• **EXERCISE GOAL**: Restate, word for word, every line of the data.
____________________
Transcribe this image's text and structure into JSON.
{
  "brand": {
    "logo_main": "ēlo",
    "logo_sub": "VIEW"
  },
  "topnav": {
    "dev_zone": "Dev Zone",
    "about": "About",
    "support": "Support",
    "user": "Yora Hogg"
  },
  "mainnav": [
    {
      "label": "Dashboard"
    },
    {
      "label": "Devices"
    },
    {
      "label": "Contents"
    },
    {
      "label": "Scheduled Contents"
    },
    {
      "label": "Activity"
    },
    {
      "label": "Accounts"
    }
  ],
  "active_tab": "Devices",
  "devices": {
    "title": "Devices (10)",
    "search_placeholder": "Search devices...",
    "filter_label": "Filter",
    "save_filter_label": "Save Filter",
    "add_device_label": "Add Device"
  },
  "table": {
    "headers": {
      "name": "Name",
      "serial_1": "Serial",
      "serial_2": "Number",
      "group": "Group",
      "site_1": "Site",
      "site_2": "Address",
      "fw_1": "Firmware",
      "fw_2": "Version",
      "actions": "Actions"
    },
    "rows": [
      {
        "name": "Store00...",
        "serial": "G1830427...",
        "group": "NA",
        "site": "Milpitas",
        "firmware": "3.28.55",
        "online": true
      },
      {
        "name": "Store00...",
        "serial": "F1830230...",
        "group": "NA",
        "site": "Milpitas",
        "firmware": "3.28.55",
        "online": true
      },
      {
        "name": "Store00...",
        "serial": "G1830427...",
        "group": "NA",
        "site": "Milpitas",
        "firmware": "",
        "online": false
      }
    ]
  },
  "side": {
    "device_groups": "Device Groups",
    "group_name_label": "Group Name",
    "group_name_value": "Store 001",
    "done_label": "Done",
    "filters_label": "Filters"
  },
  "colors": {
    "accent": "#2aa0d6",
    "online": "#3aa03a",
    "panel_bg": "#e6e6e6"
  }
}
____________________
• **RESPONSE**:
Transcribe this image's text and structure into JSON.
{
  "brand": {
    "logo_main": "ēlo",
    "logo_sub": "VIEW"
  },
  "topnav": {
    "dev_zone": "Dev Zone",
    "about": "About",
    "support": "Support",
    "user": "Yora Hogg"
  },
  "mainnav": [
    {
      "label": "Dashboard"
    },
    {
      "label": "Devices"
    },
    {
      "label": "Contents"
    },
    {
      "label": "Scheduled Contents"
    },
    {
      "label": "Activity"
    },
    {
      "label": "Accounts"
    }
  ],
  "active_tab": "Devices",
  "devices": {
    "title": "Devices (10)",
    "search_placeholder": "Search devices...",
    "filter_label": "Filter",
    "save_filter_label": "Save Filter",
    "add_device_label": "Add Device"
  },
  "table": {
    "headers": {
      "name": "Name",
      "serial_1": "Serial",
      "serial_2": "Number",
      "group": "Group",
      "site_1": "Site",
      "site_2": "Address",
      "fw_1": "Firmware",
      "fw_2": "Version",
      "actions": "Actions"
    },
    "rows": [
      {
        "name": "Store00...",
        "serial": "G1830427...",
        "group": "NA",
        "site": "Milpitas",
        "firmware": "3.28.55",
        "online": true
      },
      {
        "name": "Store00...",
        "serial": "F1830230...",
        "group": "NA",
        "site": "Milpitas",
        "firmware": "3.28.55",
        "online": true
      },
      {
        "name": "Store00...",
        "serial": "G1830427...",
        "group": "NA",
        "site": "Milpitas",
        "firmware": "",
        "online": false
      }
    ]
  },
  "side": {
    "device_groups": "Device Groups",
    "group_name_label": "Group Name",
    "group_name_value": "Store 001",
    "done_label": "Done",
    "filters_label": "Filters"
  },
  "colors": {
    "accent": "#2aa0d6",
    "online": "#3aa03a",
    "panel_bg": "#e6e6e6"
  }
}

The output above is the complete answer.